Objective: Demonstration of improvement in provider compliance with ADA clinical practice recommendations:
Performance measures: 1) to have 100% of recommended tests and smoking status &/or advice to stop smoking documented on all participants, and at least 70% of recommended vaccines and at least 90% ASA prophylaxis administered &/or documented.
Data collection: 1) documented performance of: A1C, urine for microalbumin, lipid levels, smoking status &/or advice to stop smoking , flu and pneumonia vaccine status; 2) Diabetes Program Coordinator (NP, CDE) collected the data; 3) chart review (N=15 pre and post intervention).
Outcomes (short-term): Percent of patients who had documentation: 1) recommended A1C, urine for microalbumin and lipid levels performed went from 87, 80, and 80 to 93, 100, and 100, respectively; 2) smoking status addressed or with advice to discontinue smoking went from 80 to 100; 3) Flu and pneumonia vaccine went from 60 to 73 and 67 to 100, respectively.
Objective: Demonstration of improvement in patient achievement of ADA goals:
Performance measures: To increase percentage of patients who achieve ADA recommended A1C and HDL, and LDL cholesterol goals by at least 5%.
Data collection: 1) patients' A1C, HDL, and LDL cholesterol levels; 2) Diabetes Program Coordinator collected the data; and 3) chart review.
Outcomes (short-term): Percent of patients who achieved ADA recommended goal for; A1C went from 46 to 60, HDL went from 50 to 80, and LDL went from 75 to 80.
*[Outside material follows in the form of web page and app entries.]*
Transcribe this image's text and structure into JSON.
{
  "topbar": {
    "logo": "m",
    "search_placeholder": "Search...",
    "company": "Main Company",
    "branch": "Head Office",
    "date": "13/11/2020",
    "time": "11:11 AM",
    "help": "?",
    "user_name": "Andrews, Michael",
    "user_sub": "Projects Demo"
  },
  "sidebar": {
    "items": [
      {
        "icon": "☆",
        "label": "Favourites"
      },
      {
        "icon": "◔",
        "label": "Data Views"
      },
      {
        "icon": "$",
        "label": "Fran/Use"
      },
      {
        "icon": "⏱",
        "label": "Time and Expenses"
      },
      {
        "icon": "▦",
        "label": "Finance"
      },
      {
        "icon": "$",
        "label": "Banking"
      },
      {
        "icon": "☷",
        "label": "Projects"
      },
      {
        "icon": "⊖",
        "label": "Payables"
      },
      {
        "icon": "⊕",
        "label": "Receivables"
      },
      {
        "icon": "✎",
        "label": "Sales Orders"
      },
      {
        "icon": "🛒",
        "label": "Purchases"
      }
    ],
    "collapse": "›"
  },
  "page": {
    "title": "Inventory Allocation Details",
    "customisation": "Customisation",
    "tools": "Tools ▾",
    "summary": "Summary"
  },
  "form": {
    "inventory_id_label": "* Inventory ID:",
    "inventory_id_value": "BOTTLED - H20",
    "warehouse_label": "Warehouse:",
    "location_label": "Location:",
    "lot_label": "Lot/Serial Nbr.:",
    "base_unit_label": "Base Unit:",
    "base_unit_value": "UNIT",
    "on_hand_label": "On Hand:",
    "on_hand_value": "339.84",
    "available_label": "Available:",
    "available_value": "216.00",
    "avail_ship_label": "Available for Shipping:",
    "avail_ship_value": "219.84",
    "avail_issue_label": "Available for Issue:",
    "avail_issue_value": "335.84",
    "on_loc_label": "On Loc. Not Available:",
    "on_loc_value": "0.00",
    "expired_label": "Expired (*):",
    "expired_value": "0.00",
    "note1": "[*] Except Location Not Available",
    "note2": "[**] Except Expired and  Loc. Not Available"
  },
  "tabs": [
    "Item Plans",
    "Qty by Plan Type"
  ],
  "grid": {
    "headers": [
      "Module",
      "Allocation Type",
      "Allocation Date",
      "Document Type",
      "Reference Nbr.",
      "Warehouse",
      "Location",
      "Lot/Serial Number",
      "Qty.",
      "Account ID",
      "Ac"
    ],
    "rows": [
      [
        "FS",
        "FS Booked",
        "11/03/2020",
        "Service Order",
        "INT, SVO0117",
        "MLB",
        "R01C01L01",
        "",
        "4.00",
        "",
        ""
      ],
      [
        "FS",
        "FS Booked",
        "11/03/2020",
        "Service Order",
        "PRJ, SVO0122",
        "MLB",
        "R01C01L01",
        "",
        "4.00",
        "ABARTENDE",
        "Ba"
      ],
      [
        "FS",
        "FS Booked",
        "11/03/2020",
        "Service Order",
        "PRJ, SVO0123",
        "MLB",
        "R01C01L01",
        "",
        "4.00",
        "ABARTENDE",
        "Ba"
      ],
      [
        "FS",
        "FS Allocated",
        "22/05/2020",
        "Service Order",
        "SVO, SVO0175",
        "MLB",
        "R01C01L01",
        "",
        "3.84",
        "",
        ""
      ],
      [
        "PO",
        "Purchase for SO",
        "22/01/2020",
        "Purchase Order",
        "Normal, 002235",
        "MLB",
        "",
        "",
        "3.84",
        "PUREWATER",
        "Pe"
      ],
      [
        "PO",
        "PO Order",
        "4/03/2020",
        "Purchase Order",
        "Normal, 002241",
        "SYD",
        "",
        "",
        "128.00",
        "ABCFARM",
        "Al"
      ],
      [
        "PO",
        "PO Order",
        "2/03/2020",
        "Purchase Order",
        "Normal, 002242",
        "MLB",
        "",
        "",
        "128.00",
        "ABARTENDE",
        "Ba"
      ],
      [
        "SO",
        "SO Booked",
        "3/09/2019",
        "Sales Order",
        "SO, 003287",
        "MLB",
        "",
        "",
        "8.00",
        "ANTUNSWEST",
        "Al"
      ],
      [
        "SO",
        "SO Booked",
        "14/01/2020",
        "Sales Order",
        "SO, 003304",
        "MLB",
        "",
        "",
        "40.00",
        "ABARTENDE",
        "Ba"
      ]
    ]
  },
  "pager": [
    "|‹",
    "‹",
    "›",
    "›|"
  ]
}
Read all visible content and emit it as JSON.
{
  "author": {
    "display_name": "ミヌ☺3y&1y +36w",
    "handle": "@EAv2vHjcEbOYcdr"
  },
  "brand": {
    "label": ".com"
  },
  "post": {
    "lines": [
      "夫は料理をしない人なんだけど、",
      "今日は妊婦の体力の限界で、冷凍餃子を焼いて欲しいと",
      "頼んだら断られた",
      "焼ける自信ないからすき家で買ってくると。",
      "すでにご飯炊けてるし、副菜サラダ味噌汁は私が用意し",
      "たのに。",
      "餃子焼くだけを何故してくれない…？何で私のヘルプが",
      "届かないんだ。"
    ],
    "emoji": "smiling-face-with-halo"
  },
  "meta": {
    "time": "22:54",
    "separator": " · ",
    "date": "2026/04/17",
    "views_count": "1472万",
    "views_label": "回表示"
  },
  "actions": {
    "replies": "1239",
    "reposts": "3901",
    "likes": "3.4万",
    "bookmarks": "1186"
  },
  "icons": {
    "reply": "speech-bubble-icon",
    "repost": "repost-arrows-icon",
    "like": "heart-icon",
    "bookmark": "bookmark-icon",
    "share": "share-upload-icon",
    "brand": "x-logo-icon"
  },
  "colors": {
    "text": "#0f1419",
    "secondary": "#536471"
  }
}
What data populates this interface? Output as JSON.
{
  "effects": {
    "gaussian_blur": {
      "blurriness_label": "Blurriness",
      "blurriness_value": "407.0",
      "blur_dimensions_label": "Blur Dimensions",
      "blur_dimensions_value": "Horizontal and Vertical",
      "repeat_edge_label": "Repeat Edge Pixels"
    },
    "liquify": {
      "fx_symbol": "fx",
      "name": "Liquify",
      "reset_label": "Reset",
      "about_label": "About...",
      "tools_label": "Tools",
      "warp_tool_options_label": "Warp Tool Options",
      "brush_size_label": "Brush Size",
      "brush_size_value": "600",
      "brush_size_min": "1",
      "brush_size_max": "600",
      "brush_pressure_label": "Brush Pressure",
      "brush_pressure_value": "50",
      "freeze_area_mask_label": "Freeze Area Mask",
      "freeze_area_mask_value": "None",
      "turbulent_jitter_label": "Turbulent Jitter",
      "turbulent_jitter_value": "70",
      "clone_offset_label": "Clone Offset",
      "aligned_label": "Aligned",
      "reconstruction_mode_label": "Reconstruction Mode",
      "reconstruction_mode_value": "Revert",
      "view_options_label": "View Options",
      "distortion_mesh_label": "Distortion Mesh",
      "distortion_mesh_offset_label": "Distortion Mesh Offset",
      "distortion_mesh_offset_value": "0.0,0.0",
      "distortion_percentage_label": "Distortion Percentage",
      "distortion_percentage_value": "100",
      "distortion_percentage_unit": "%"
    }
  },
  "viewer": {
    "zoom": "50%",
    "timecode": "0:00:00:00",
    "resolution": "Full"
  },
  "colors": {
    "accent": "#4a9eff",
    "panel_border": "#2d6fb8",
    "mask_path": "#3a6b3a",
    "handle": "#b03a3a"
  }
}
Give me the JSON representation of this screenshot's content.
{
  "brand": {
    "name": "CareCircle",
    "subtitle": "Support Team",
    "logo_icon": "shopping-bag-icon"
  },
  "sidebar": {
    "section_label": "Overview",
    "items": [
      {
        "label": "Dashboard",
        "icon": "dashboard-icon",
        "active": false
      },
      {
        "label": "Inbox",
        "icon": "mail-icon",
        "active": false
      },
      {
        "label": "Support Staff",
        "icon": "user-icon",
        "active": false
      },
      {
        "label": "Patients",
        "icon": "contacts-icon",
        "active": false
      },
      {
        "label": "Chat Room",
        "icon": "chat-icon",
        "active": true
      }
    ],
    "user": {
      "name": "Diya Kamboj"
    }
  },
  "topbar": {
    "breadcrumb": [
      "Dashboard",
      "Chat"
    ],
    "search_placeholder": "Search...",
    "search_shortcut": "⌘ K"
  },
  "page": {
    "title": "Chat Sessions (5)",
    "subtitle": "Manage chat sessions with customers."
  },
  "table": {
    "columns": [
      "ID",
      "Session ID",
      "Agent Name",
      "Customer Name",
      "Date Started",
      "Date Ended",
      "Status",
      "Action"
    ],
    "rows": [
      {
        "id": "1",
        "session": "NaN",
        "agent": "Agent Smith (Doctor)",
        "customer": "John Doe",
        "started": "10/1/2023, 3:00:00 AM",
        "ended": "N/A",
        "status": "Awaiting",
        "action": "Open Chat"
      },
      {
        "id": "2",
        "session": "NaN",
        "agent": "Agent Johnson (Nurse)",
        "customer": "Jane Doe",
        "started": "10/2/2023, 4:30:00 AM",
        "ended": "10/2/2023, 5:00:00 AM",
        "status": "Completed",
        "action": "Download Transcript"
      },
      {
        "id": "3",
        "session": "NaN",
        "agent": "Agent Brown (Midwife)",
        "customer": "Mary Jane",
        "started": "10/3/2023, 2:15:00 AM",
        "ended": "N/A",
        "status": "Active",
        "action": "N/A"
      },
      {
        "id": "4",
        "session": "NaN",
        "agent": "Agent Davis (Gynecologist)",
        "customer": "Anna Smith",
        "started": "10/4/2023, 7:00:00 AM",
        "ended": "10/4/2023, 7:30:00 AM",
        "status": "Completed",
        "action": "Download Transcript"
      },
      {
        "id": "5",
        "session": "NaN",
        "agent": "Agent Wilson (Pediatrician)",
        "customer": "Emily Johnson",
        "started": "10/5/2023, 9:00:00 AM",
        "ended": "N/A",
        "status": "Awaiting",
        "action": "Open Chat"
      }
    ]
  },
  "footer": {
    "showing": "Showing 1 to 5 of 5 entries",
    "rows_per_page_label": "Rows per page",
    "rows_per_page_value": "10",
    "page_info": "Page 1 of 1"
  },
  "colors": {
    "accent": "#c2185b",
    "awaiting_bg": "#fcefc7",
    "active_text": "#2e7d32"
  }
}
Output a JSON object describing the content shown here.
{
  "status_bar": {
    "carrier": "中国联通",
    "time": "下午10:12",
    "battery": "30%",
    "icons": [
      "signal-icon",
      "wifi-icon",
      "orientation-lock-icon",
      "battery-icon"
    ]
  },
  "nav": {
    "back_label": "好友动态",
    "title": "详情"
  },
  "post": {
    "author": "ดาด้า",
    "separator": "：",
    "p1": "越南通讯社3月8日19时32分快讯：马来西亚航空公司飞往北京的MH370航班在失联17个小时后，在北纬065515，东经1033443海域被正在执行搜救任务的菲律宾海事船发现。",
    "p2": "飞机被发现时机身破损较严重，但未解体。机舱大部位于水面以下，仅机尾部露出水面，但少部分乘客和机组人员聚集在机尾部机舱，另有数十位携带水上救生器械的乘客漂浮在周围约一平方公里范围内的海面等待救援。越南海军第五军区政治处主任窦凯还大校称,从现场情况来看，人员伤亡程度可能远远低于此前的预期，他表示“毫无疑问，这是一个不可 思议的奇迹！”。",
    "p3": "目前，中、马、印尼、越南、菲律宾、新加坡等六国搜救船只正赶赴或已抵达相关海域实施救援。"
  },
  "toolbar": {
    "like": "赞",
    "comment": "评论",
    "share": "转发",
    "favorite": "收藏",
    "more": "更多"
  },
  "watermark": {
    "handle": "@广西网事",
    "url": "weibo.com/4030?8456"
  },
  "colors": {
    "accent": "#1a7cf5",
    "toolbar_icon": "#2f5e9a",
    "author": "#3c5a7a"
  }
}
Objective: Demonstration of increase of patients' sharing of personal experiences and coping techniques with other patients who have diabetes:
Performance measures: To increase by at least 30% the percentage of patients who report sharing personal experiences and coping techniques with other diabetic patients and to decrease the percentage of patients who feel alone in managing their diabetes by at least 10%.
Data collection:1) Confidential patient surveys that included the questions:“At this time, do you share personal experiences and coping techniques with other diabetic patients?” and “At this time, do you feel you have to manage your diabetes alone?”; 2) Clinical team collected the data; and 3) Participants completed confidential patient surveys/questionnaires
Outcomes (short-term): The percent of patients who reported sharing personal experiences and coping techniques with other diabetic patients increased by 46%. The % of patients who reported feeling less alone in managing their diabetes decreased by 12%.
Aside from the dedication of staff time and the nominal expenses previously described, no additional funding was allocated for this project. Although the pilot project was labor-intensive, staff involved felt future applications of this visit type would be easier to implement, as the initial groundwork was completed. It was generally felt that the results of the Diabetes Shared Medical Appointment Pilot Project (DSMAPP) support the probability that it could be made available for patients with other chronic illnesses (e.g., asthma), for different groups of patients from similar cultural backgrounds, and for those who receive care at other Suffolk County Department of Health Services (SCDHS) sites.
The Chronic Care Committee is comprised of clinical and administrative personnel. The Committee is currently developing strategies to expand upon the use of the chronic care model at additional clinical sites. The tools that were developed for this project are being re-evaluated and revised, as needed. The SCDHS has committed to the development or possible purchase of a disease registry, which will greatly assist providers in expanding on this project to manage patients with chronic illness, and improve clinical outcomes and patient satisfaction. The disease registry process is currently underway.